The World Health Organization this week released a report on the global readiness to face epidemics — a survey of 179 countries asking questions about measures to deal with a highly contagious and virulent disease.
Some troubling findings: Ninety-one countries have insufficient data to know if their basic vaccines, diagnostics and response plans are up to date.
And 83 percent of the countries surveyed cannot guarantee their supplies of vaccines when needed, while 91 percent have not established bioterrorism plans for public health employees.
The report, in its third installment, “The Global Health Security Agenda,” looks at how countries have prepared against attacks or pandemics — how prepared they are to deal with a severe illness that threatens millions.

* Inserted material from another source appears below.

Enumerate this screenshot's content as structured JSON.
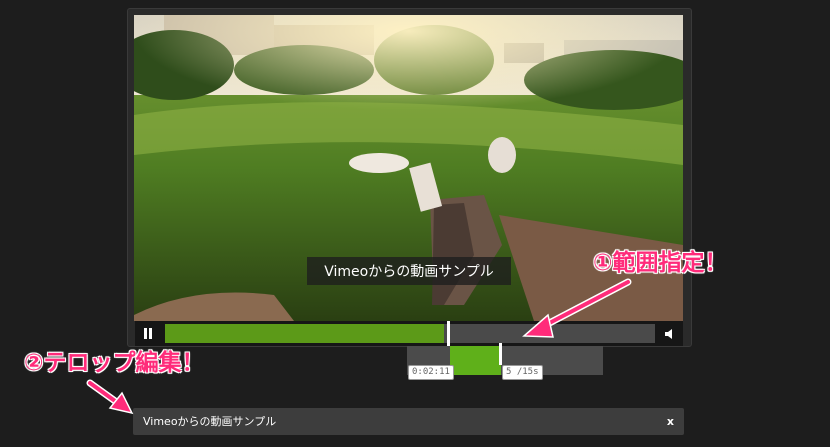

Some goals of the global review include:
* Raising the countries’ confidence in their ability to address a major disease.

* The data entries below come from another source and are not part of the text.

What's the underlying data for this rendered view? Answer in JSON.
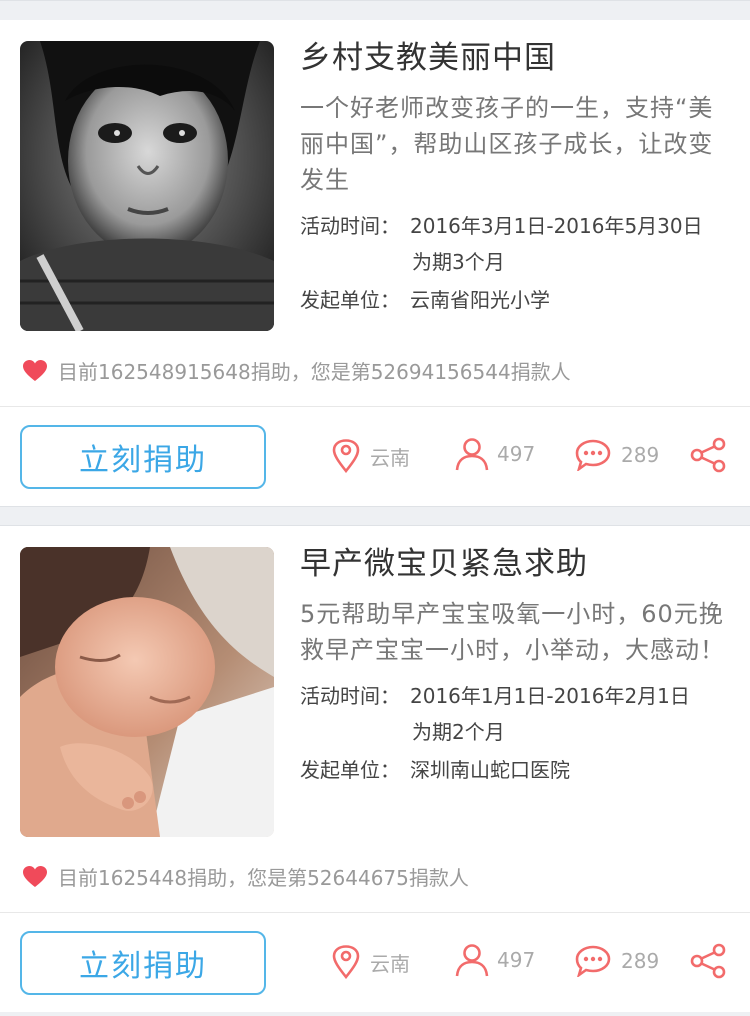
{
  "cards": [
    {
      "title": "乡村支教美丽中国",
      "description": "一个好老师改变孩子的一生，支持“美丽中国”，帮助山区孩子成长，让改变发生",
      "time_key": "活动时间：",
      "time_value": "2016年3月1日-2016年5月30日",
      "duration": "为期3个月",
      "org_key": "发起单位：",
      "org_value": "云南省阳光小学",
      "donation_text": "目前162548915648捐助，您是第52694156544捐款人",
      "donate_label": "立刻捐助",
      "location": "云南",
      "participants": "497",
      "comments": "289",
      "image": "girl-portrait"
    },
    {
      "title": "早产微宝贝紧急求助",
      "description": "5元帮助早产宝宝吸氧一小时，60元挽救早产宝宝一小时，小举动，大感动！",
      "time_key": "活动时间：",
      "time_value": "2016年1月1日-2016年2月1日",
      "duration": "为期2个月",
      "org_key": "发起单位：",
      "org_value": "深圳南山蛇口医院",
      "donation_text": "目前1625448捐助，您是第52644675捐款人",
      "donate_label": "立刻捐助",
      "location": "云南",
      "participants": "497",
      "comments": "289",
      "image": "newborn-baby"
    }
  ],
  "colors": {
    "accent_blue": "#3ba7e6",
    "icon_red": "#f26b6b",
    "heart": "#f04a5a"
  },
  "icons": [
    "heart-icon",
    "location-pin-icon",
    "person-icon",
    "chat-bubble-icon",
    "share-icon"
  ]
}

* Unraveling the reasons that countries reported weak preparedness to cover themselves.
* Forecasting how far ahead of time countries will be able to respond to a pandemic.
The report, which is intended to inform member countries of the United Nations and other international organizations, asks how prepared they are to respond to a pandemic.

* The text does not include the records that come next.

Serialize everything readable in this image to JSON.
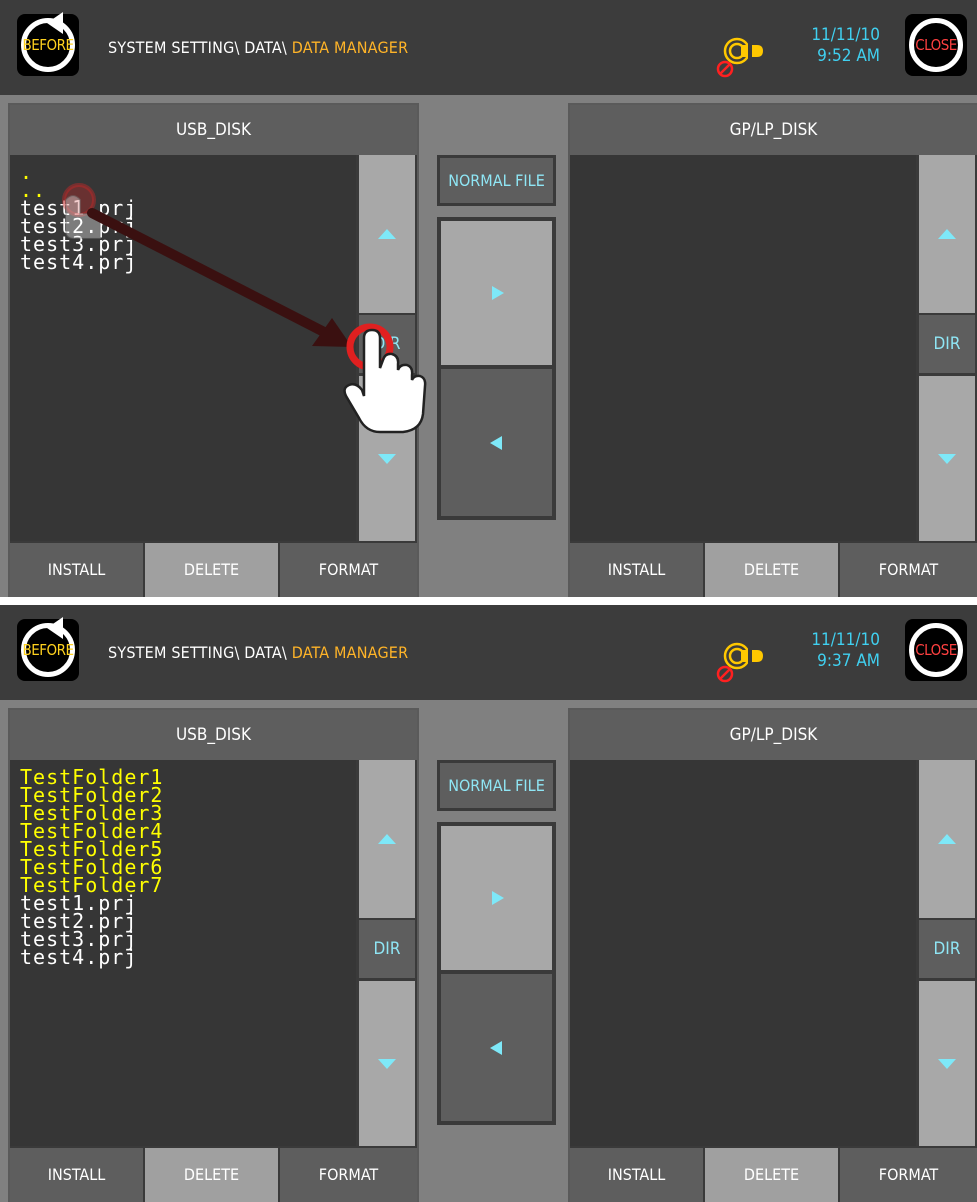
{
  "screens": [
    {
      "header": {
        "before_label": "BEFORE",
        "close_label": "CLOSE",
        "breadcrumb_prefix": "SYSTEM SETTING\\ DATA\\ ",
        "breadcrumb_current": "DATA MANAGER",
        "date": "11/11/10",
        "time": "9:52 AM"
      },
      "left_panel": {
        "title": "USB_DISK",
        "files": [
          {
            "name": ".",
            "color": "yellow"
          },
          {
            "name": "..",
            "color": "yellow"
          },
          {
            "name": "test1.prj",
            "color": "white"
          },
          {
            "name": "test2.prj",
            "color": "white"
          },
          {
            "name": "test3.prj",
            "color": "white"
          },
          {
            "name": "test4.prj",
            "color": "white"
          }
        ],
        "dir_label": "DIR",
        "install_label": "INSTALL",
        "delete_label": "DELETE",
        "format_label": "FORMAT"
      },
      "middle": {
        "normal_file_label": "NORMAL FILE"
      },
      "right_panel": {
        "title": "GP/LP_DISK",
        "files": [],
        "dir_label": "DIR",
        "install_label": "INSTALL",
        "delete_label": "DELETE",
        "format_label": "FORMAT"
      },
      "gesture": "tap-drag-to-dir"
    },
    {
      "header": {
        "before_label": "BEFORE",
        "close_label": "CLOSE",
        "breadcrumb_prefix": "SYSTEM SETTING\\ DATA\\ ",
        "breadcrumb_current": "DATA MANAGER",
        "date": "11/11/10",
        "time": "9:37 AM"
      },
      "left_panel": {
        "title": "USB_DISK",
        "files": [
          {
            "name": "TestFolder1",
            "color": "yellow"
          },
          {
            "name": "TestFolder2",
            "color": "yellow"
          },
          {
            "name": "TestFolder3",
            "color": "yellow"
          },
          {
            "name": "TestFolder4",
            "color": "yellow"
          },
          {
            "name": "TestFolder5",
            "color": "yellow"
          },
          {
            "name": "TestFolder6",
            "color": "yellow"
          },
          {
            "name": "TestFolder7",
            "color": "yellow"
          },
          {
            "name": "test1.prj",
            "color": "white"
          },
          {
            "name": "test2.prj",
            "color": "white"
          },
          {
            "name": "test3.prj",
            "color": "white"
          },
          {
            "name": "test4.prj",
            "color": "white"
          }
        ],
        "dir_label": "DIR",
        "install_label": "INSTALL",
        "delete_label": "DELETE",
        "format_label": "FORMAT"
      },
      "middle": {
        "normal_file_label": "NORMAL FILE"
      },
      "right_panel": {
        "title": "GP/LP_DISK",
        "files": [],
        "dir_label": "DIR",
        "install_label": "INSTALL",
        "delete_label": "DELETE",
        "format_label": "FORMAT"
      }
    }
  ],
  "icons": {
    "before": "rotate-back-icon",
    "close": "close-ring-icon",
    "network": "network-disconnected-icon",
    "scroll_up": "triangle-up-icon",
    "scroll_down": "triangle-down-icon",
    "copy_right": "triangle-right-icon",
    "copy_left": "triangle-left-icon"
  },
  "colors": {
    "topbar": "#3c3c3c",
    "panel_bg": "#363636",
    "button_dark": "#5e5e5e",
    "button_light": "#a8a8a8",
    "accent_cyan": "#40d0f0",
    "folder_yellow": "#ffff00",
    "breadcrumb_orange": "#ffb428"
  }
}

A general breakdown of countries’ response plan readiness, according to the study, are:
35 percent have no reported plans.
22 percent have non-existent plans
22 percent have no plans.
27 percent have plans in place but no local contingency plans.
16 percent have plans but no local contingency plans.
21 percent have plans in place but do not have local contingency plans.
19 percent have plans in place but do not have local contingency plans.
10 percent have plans in place but do not have local contingency plans.
9 percent have plans in place but do not have local contingency plans.
7 percent have plans in place but do not have local contingency plans.
So far, these surveys are the global assessment of risk and preparedness for pandemics.
Human diseases, like the next flu epidemic, will always come in unpredictable forms and unfathomable numbers. They are different from non-microbial agent, or drug-resistant, threats to public health like the Ebola virus.
Overall, the report found, countries cannot avoid numerous threats of disease.
“This report documents the hard work many countries are doing, despite minimal health workforce, limited budgets and weak organizational processes and capacities,” said Dr. Peter Salama, director of emergency preparedness and response at the WHO.
The report calls on world leaders to take action on the WHO Global Health Security Agenda and propose changes to more fully meet the risks posed by these events.
“What we have uncovered in this global assessment is that these are huge challenges and that the world has not fully leveraged the incredible resources, skills and work happening across the planet,” said Marie-Paule Kieny, the assistant director-general for health systems and innovation at the WHO.
The report stresses that the preparation for epidemic is merely the first step in a global effort to protect populations and countries against possible outbreaks.
“The next task is to build back-up plans,” said Michael Osterholm, director of the Center for Infectious Disease Research and Policy at the University of Minnesota. “Those contingency plans are probably not as important as the contingency plans for fortifying immunity in populations to the disease.”
Ultimately, “we need to change the mindset of how we prepare for pandemics,” Dr. Kieny said. “It is the same thing we would need for earthquakes and climate change. We don’t want to put up all of these barriers to prepare for everything.”